--- Work instruction ---
Among the lines of the records, count those containing the word "name", then give the number alone.
**** Source material
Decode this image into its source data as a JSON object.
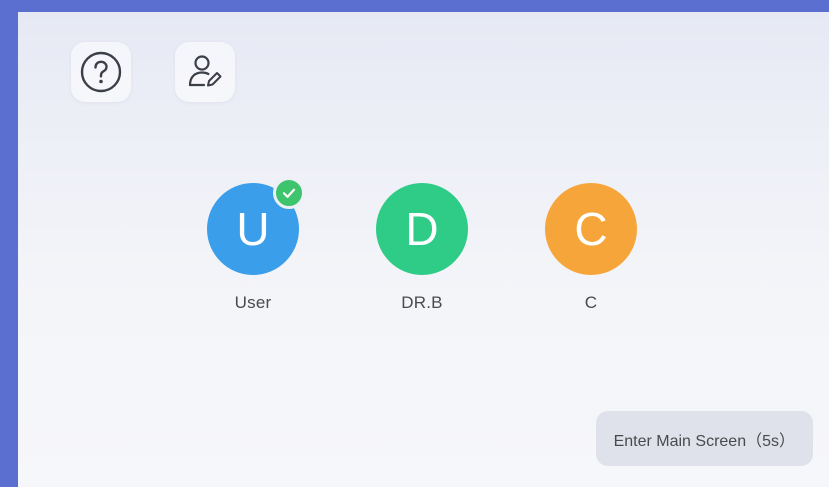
{
  "colors": {
    "frame": "#5b6fd1",
    "avatar_u": "#3a9eea",
    "avatar_d": "#2ecc86",
    "avatar_c": "#f6a53b",
    "check": "#3ec46d"
  },
  "toolbar": {
    "help_icon": "question-circle-icon",
    "edit_icon": "user-edit-icon"
  },
  "users": [
    {
      "initial": "U",
      "name": "User",
      "selected": true
    },
    {
      "initial": "D",
      "name": "DR.B",
      "selected": false
    },
    {
      "initial": "C",
      "name": "C",
      "selected": false
    }
  ],
  "footer": {
    "enter_label": "Enter Main Screen（5s）"
  }
}
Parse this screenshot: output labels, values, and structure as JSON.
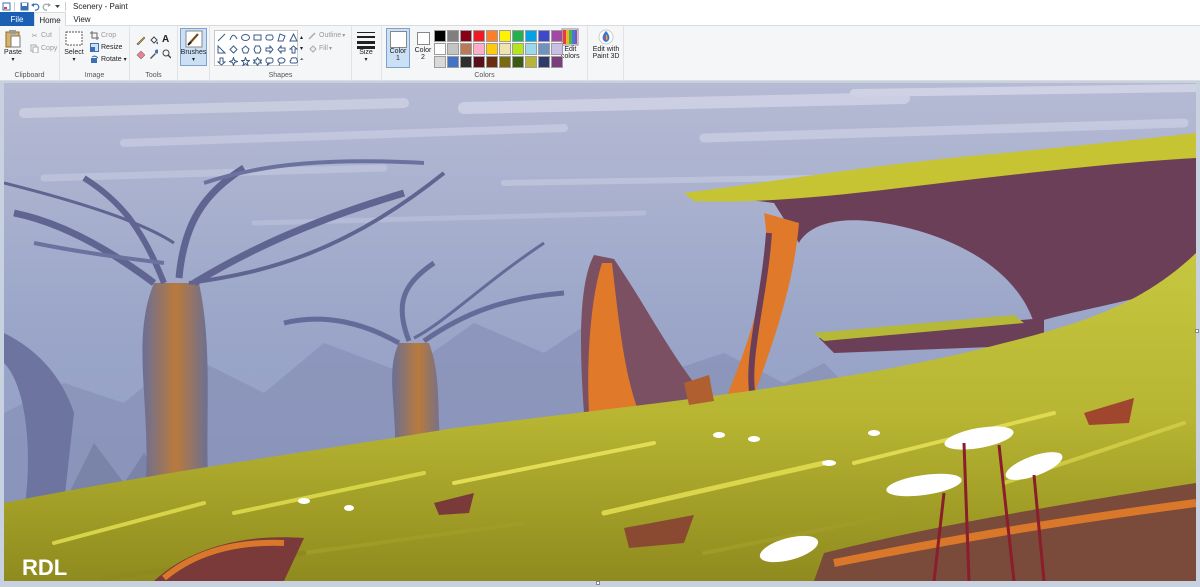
{
  "window": {
    "title": "Scenery - Paint"
  },
  "tabs": [
    {
      "label": "File"
    },
    {
      "label": "Home"
    },
    {
      "label": "View"
    }
  ],
  "ribbon": {
    "clipboard": {
      "label": "Clipboard",
      "paste": "Paste",
      "cut": "Cut",
      "copy": "Copy"
    },
    "image": {
      "label": "Image",
      "select": "Select",
      "crop": "Crop",
      "resize": "Resize",
      "rotate": "Rotate"
    },
    "tools": {
      "label": "Tools"
    },
    "brushes": {
      "label": "Brushes"
    },
    "shapes": {
      "label": "Shapes",
      "outline": "Outline",
      "fill": "Fill"
    },
    "size": {
      "label": "Size"
    },
    "colors": {
      "label": "Colors",
      "color1": "Color",
      "color1_num": "1",
      "color2": "Color",
      "color2_num": "2",
      "edit_colors_line1": "Edit",
      "edit_colors_line2": "colors",
      "edit_3d_line1": "Edit with",
      "edit_3d_line2": "Paint 3D",
      "palette": [
        "#000000",
        "#7f7f7f",
        "#880015",
        "#ed1c24",
        "#ff7f27",
        "#fff200",
        "#22b14c",
        "#00a2e8",
        "#3f48cc",
        "#a349a4",
        "#ffffff",
        "#c3c3c3",
        "#b97a57",
        "#ffaec9",
        "#ffc90e",
        "#efe4b0",
        "#b5e61d",
        "#99d9ea",
        "#7092be",
        "#c8bfe7",
        "#d9d9d9",
        "#4472c4",
        "#2f2f2f",
        "#5b0f1a",
        "#6b2d0f",
        "#7a6a10",
        "#3c5a12",
        "#b8b43a",
        "#2b3b6b",
        "#7a3f7a"
      ]
    }
  },
  "canvas": {
    "signature": "RDL"
  }
}
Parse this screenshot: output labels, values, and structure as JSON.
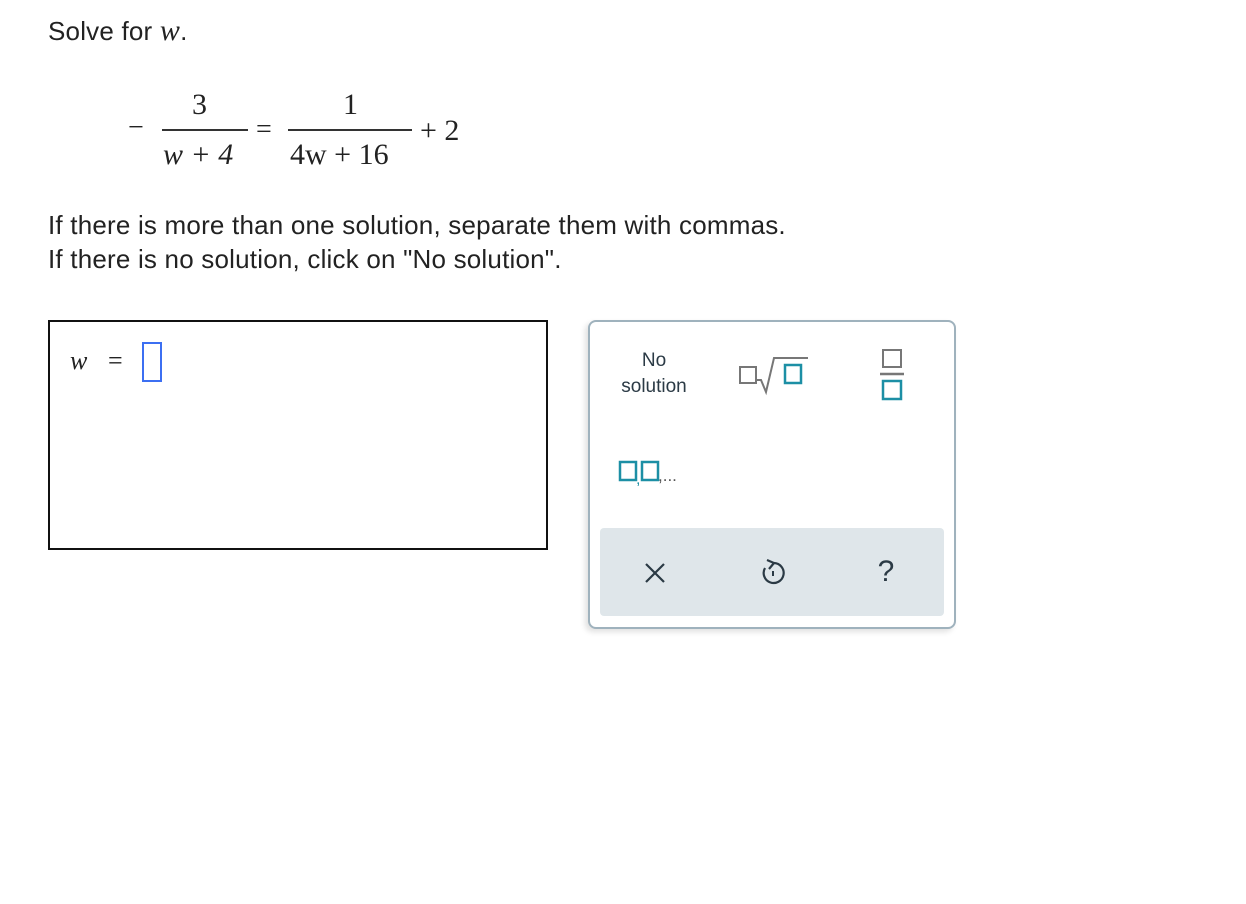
{
  "prompt": {
    "text": "Solve for",
    "variable": "w",
    "period": "."
  },
  "equation": {
    "lhs_sign": "−",
    "lhs_numerator": "3",
    "lhs_denominator": "w + 4",
    "equals": "=",
    "rhs_numerator": "1",
    "rhs_denominator": "4w + 16",
    "rhs_addend": "+ 2"
  },
  "instructions": {
    "line1": "If there is more than one solution, separate them with commas.",
    "line2": "If there is no solution, click on \"No solution\"."
  },
  "answer": {
    "variable": "w",
    "equals": "=",
    "value": ""
  },
  "palette": {
    "no_solution_line1": "No",
    "no_solution_line2": "solution",
    "buttons": [
      "no-solution",
      "nth-root",
      "fraction",
      "list"
    ],
    "list_suffix": ",..."
  },
  "toolbar": {
    "icons": [
      "clear-x-icon",
      "undo-icon",
      "help-question-icon"
    ],
    "help_label": "?"
  },
  "colors": {
    "accent_teal": "#1c8fa5",
    "cursor_blue": "#3c6ff2",
    "toolbar_bg": "#dfe6ea",
    "palette_border": "#9fb2bd"
  }
}
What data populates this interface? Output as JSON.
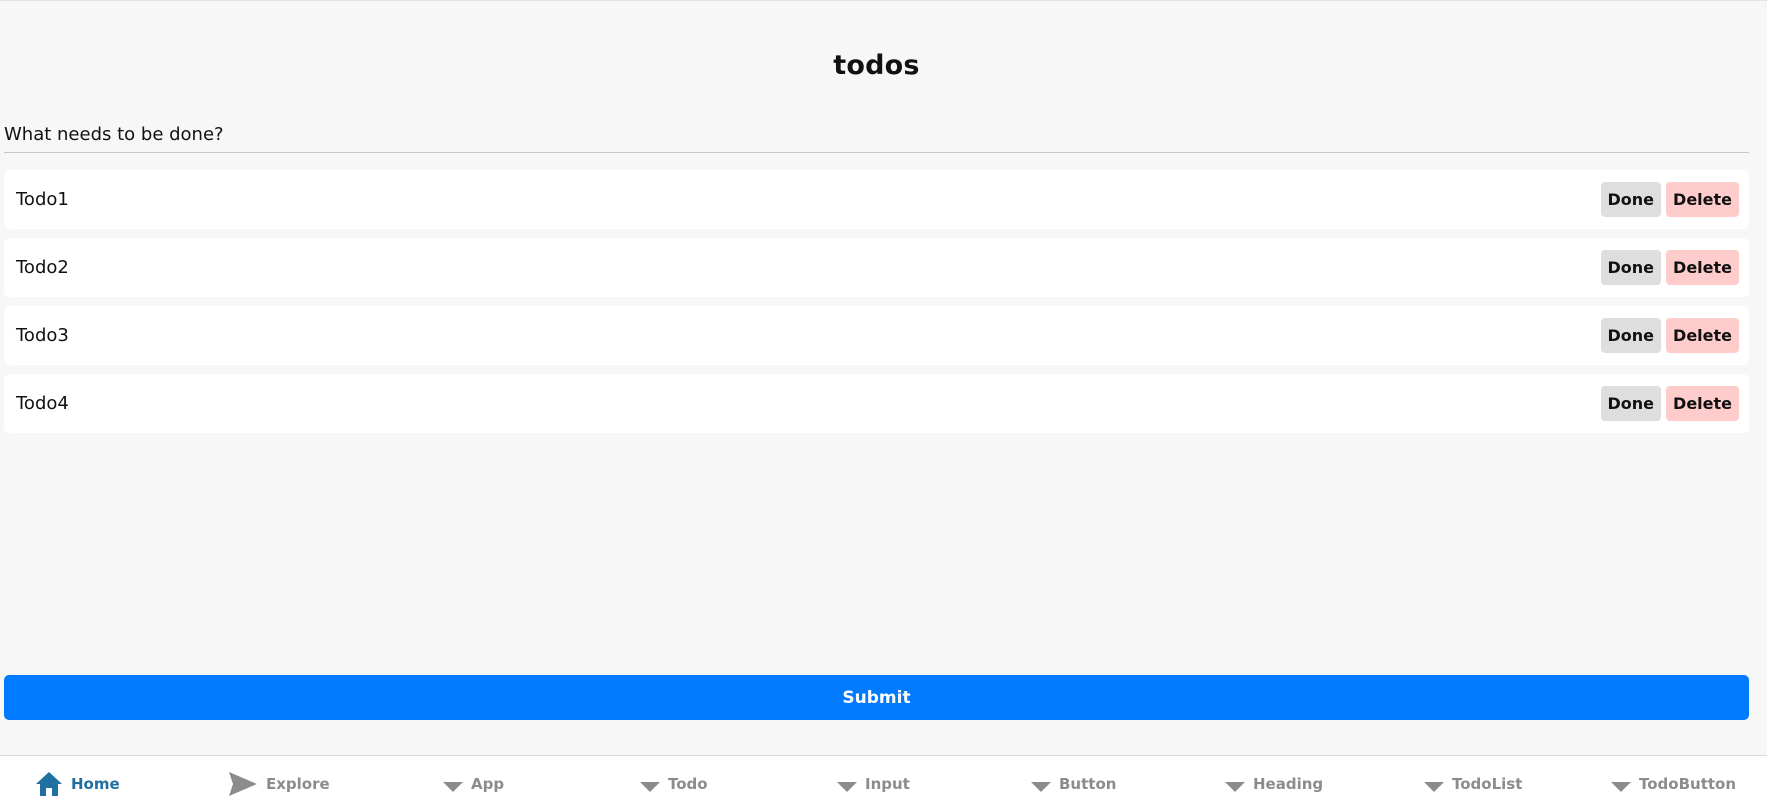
{
  "header": {
    "title": "todos"
  },
  "new_todo": {
    "placeholder": "What needs to be done?",
    "value": ""
  },
  "todos": [
    {
      "text": "Todo1",
      "done_label": "Done",
      "delete_label": "Delete"
    },
    {
      "text": "Todo2",
      "done_label": "Done",
      "delete_label": "Delete"
    },
    {
      "text": "Todo3",
      "done_label": "Done",
      "delete_label": "Delete"
    },
    {
      "text": "Todo4",
      "done_label": "Done",
      "delete_label": "Delete"
    }
  ],
  "submit": {
    "label": "Submit"
  },
  "colors": {
    "background": "#f7f7f7",
    "primary": "#007bff",
    "done_button": "#dedede",
    "delete_button": "#ffcccc",
    "tab_active": "#1f6fa0",
    "tab_inactive": "#8c8c8c"
  },
  "tabs": [
    {
      "label": "Home",
      "icon": "home-icon",
      "active": true
    },
    {
      "label": "Explore",
      "icon": "send-icon",
      "active": false
    },
    {
      "label": "App",
      "icon": "caret-down-icon",
      "active": false
    },
    {
      "label": "Todo",
      "icon": "caret-down-icon",
      "active": false
    },
    {
      "label": "Input",
      "icon": "caret-down-icon",
      "active": false
    },
    {
      "label": "Button",
      "icon": "caret-down-icon",
      "active": false
    },
    {
      "label": "Heading",
      "icon": "caret-down-icon",
      "active": false
    },
    {
      "label": "TodoList",
      "icon": "caret-down-icon",
      "active": false
    },
    {
      "label": "TodoButton",
      "icon": "caret-down-icon",
      "active": false
    }
  ]
}
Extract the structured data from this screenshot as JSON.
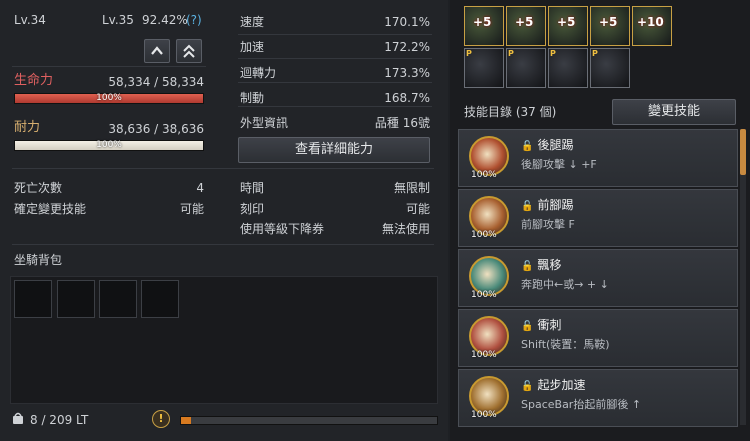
{
  "level": {
    "current": "Lv.34",
    "next": "Lv.35",
    "pct": "92.42%",
    "help": "(?)"
  },
  "hp": {
    "label": "生命力",
    "value": "58,334 / 58,334",
    "bar": "100%",
    "fill": 1.0
  },
  "stamina": {
    "label": "耐力",
    "value": "38,636 / 38,636",
    "bar": "100%",
    "fill": 1.0
  },
  "stats": [
    {
      "label": "速度",
      "value": "170.1%"
    },
    {
      "label": "加速",
      "value": "172.2%"
    },
    {
      "label": "迴轉力",
      "value": "173.3%"
    },
    {
      "label": "制動",
      "value": "168.7%"
    },
    {
      "label": "外型資訊",
      "value": "品種 16號"
    }
  ],
  "detail_button": "查看詳細能力",
  "info_left": [
    {
      "label": "死亡次數",
      "value": "4"
    },
    {
      "label": "確定變更技能",
      "value": "可能"
    }
  ],
  "info_right": [
    {
      "label": "時間",
      "value": "無限制"
    },
    {
      "label": "刻印",
      "value": "可能"
    },
    {
      "label": "使用等級下降券",
      "value": "無法使用"
    }
  ],
  "bag": {
    "title": "坐騎背包",
    "capacity": "8 / 209 LT",
    "alert_icon": "!",
    "fill": 0.04
  },
  "gear_top": [
    "+5",
    "+5",
    "+5",
    "+5",
    "+10"
  ],
  "gear_bottom": [
    "P",
    "P",
    "P",
    "P"
  ],
  "skills_header": {
    "title": "技能目錄 (37 個)",
    "button": "變更技能"
  },
  "skills": [
    {
      "name": "後腿踢",
      "desc": "後腳攻擊 ↓ +F",
      "pct": "100%",
      "color": "#b05030"
    },
    {
      "name": "前腳踢",
      "desc": "前腳攻擊 F",
      "pct": "100%",
      "color": "#a86030"
    },
    {
      "name": "飄移",
      "desc": "奔跑中←或→ + ↓",
      "pct": "100%",
      "color": "#4a8a7a"
    },
    {
      "name": "衝刺",
      "desc": "Shift(裝置：馬鞍)",
      "pct": "100%",
      "color": "#b05040"
    },
    {
      "name": "起步加速",
      "desc": "SpaceBar抬起前腳後 ↑",
      "pct": "100%",
      "color": "#a07030"
    }
  ]
}
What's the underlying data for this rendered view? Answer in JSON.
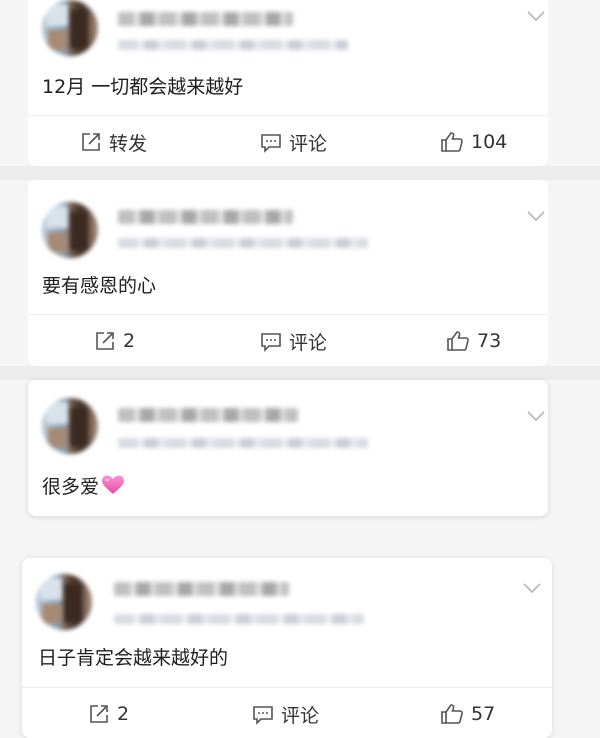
{
  "posts": [
    {
      "text": "12月 一切都会越来越好",
      "actions": {
        "repost": "转发",
        "comment": "评论",
        "like": "104"
      }
    },
    {
      "text": "要有感恩的心",
      "actions": {
        "repost": "2",
        "comment": "评论",
        "like": "73"
      }
    },
    {
      "text": "很多爱",
      "emoji": "pink-heart-emoji"
    },
    {
      "text": "日子肯定会越来越好的",
      "actions": {
        "repost": "2",
        "comment": "评论",
        "like": "57"
      }
    }
  ],
  "icons": {
    "repost": "repost-icon",
    "comment": "comment-icon",
    "like": "thumbs-up-icon",
    "menu": "chevron-down-icon"
  },
  "colors": {
    "background": "#f5f5f5",
    "card": "#ffffff",
    "text": "#1e1e1e",
    "action_text": "#333333",
    "heart": "#ee5fb6"
  }
}
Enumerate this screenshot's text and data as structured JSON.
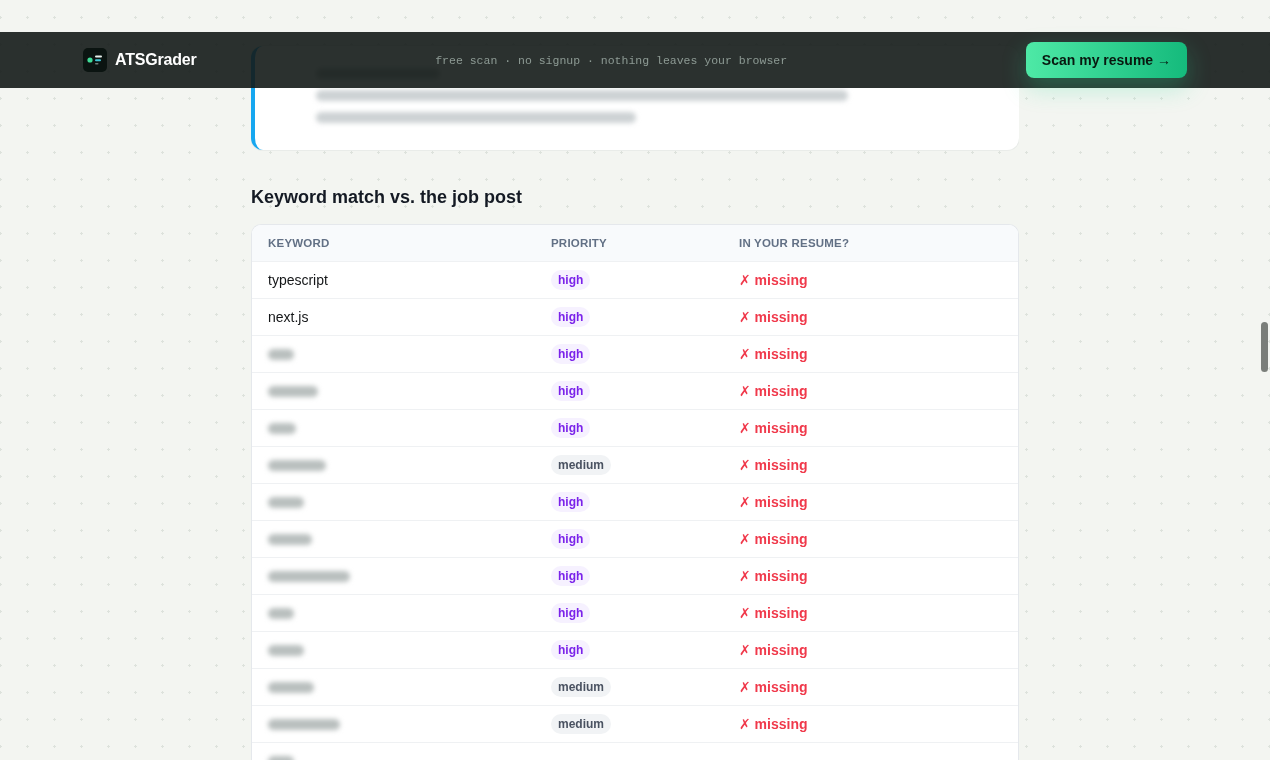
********
--- Answer to this task ---
8